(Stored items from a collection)
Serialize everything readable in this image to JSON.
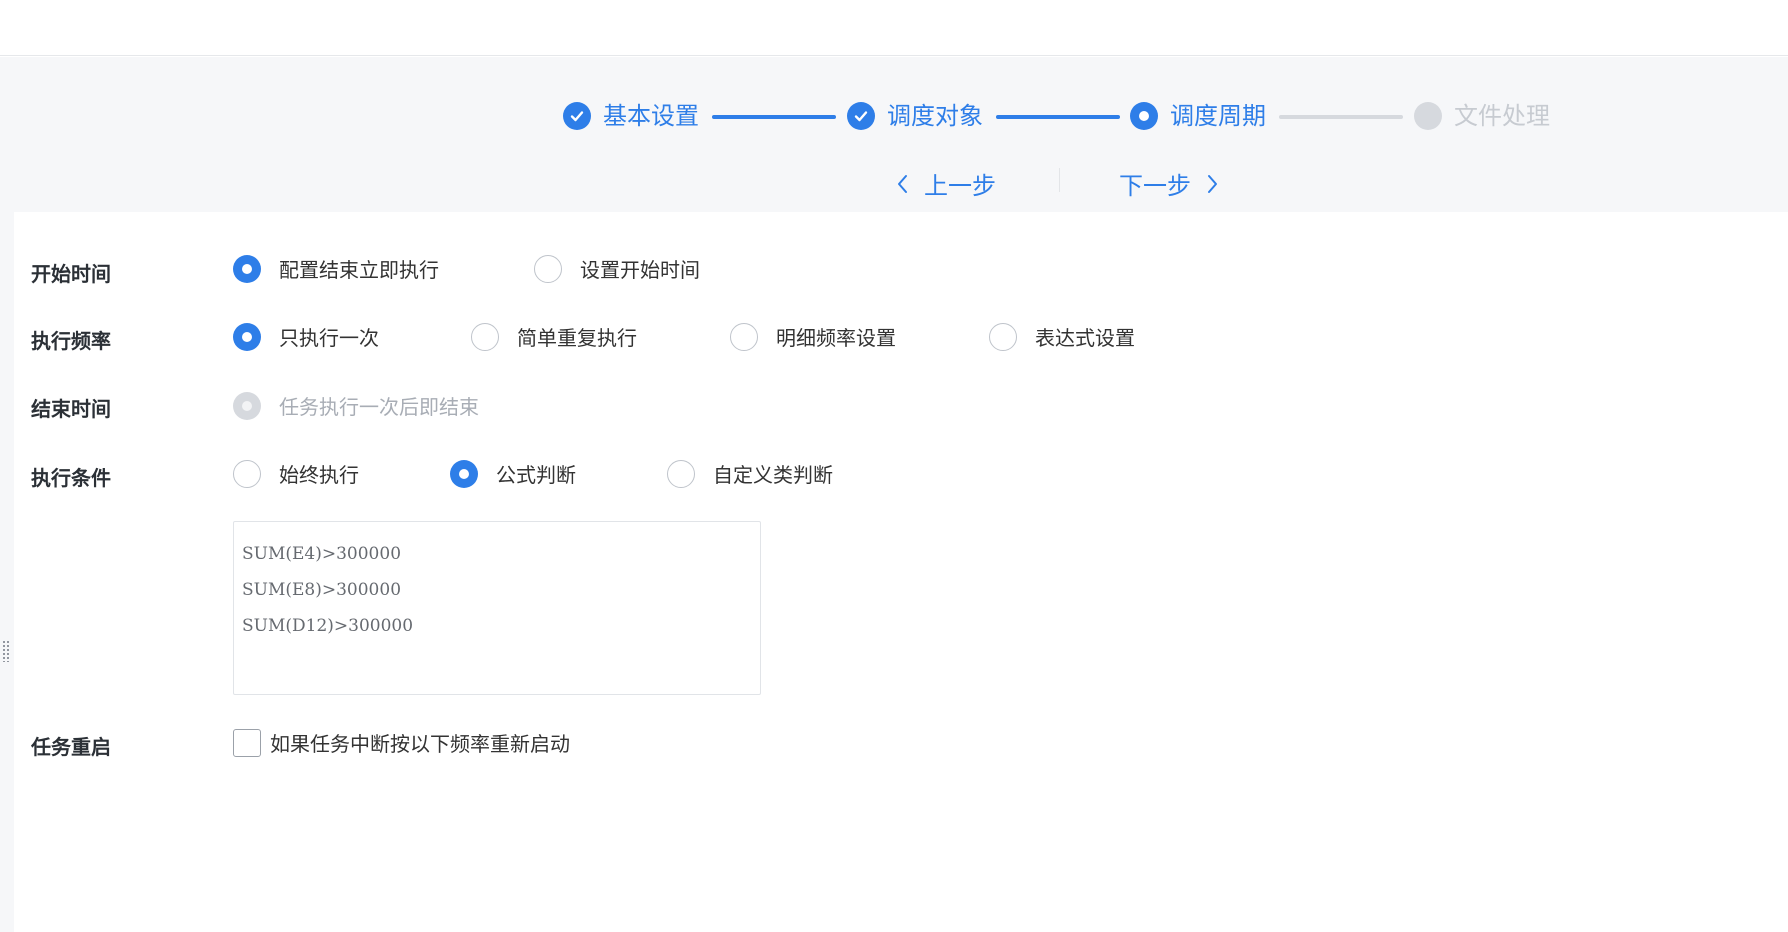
{
  "steps": [
    {
      "label": "基本设置",
      "state": "done"
    },
    {
      "label": "调度对象",
      "state": "done"
    },
    {
      "label": "调度周期",
      "state": "current"
    },
    {
      "label": "文件处理",
      "state": "todo"
    }
  ],
  "nav": {
    "prev_label": "上一步",
    "next_label": "下一步"
  },
  "form": {
    "start_time": {
      "label": "开始时间",
      "options": [
        "配置结束立即执行",
        "设置开始时间"
      ],
      "selected": "配置结束立即执行"
    },
    "frequency": {
      "label": "执行频率",
      "options": [
        "只执行一次",
        "简单重复执行",
        "明细频率设置",
        "表达式设置"
      ],
      "selected": "只执行一次"
    },
    "end_time": {
      "label": "结束时间",
      "options": [
        "任务执行一次后即结束"
      ],
      "selected": "任务执行一次后即结束",
      "disabled": true
    },
    "condition": {
      "label": "执行条件",
      "options": [
        "始终执行",
        "公式判断",
        "自定义类判断"
      ],
      "selected": "公式判断",
      "formulas": [
        "SUM(E4)>300000",
        "SUM(E8)>300000",
        "SUM(D12)>300000"
      ]
    },
    "restart": {
      "label": "任务重启",
      "checkbox_label": "如果任务中断按以下频率重新启动",
      "checked": false
    }
  },
  "colors": {
    "accent": "#2e7ee8",
    "inactive": "#d6d9de",
    "header_bg": "#f6f7f9"
  },
  "icons": {
    "done": "check-circle-icon",
    "current": "dot-circle-icon",
    "todo": "gray-dot-icon",
    "prev": "chevron-left-icon",
    "next": "chevron-right-icon"
  }
}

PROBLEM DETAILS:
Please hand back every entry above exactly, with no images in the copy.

OUTPUT:
Serialize everything readable in this image to JSON.
{
  "steps": [
    {
      "label": "基本设置",
      "state": "done"
    },
    {
      "label": "调度对象",
      "state": "done"
    },
    {
      "label": "调度周期",
      "state": "current"
    },
    {
      "label": "文件处理",
      "state": "todo"
    }
  ],
  "nav": {
    "prev_label": "上一步",
    "next_label": "下一步"
  },
  "form": {
    "start_time": {
      "label": "开始时间",
      "options": [
        "配置结束立即执行",
        "设置开始时间"
      ],
      "selected": "配置结束立即执行"
    },
    "frequency": {
      "label": "执行频率",
      "options": [
        "只执行一次",
        "简单重复执行",
        "明细频率设置",
        "表达式设置"
      ],
      "selected": "只执行一次"
    },
    "end_time": {
      "label": "结束时间",
      "options": [
        "任务执行一次后即结束"
      ],
      "selected": "任务执行一次后即结束",
      "disabled": true
    },
    "condition": {
      "label": "执行条件",
      "options": [
        "始终执行",
        "公式判断",
        "自定义类判断"
      ],
      "selected": "公式判断",
      "formulas": [
        "SUM(E4)>300000",
        "SUM(E8)>300000",
        "SUM(D12)>300000"
      ]
    },
    "restart": {
      "label": "任务重启",
      "checkbox_label": "如果任务中断按以下频率重新启动",
      "checked": false
    }
  },
  "colors": {
    "accent": "#2e7ee8",
    "inactive": "#d6d9de",
    "header_bg": "#f6f7f9"
  },
  "icons": {
    "done": "check-circle-icon",
    "current": "dot-circle-icon",
    "todo": "gray-dot-icon",
    "prev": "chevron-left-icon",
    "next": "chevron-right-icon"
  }
}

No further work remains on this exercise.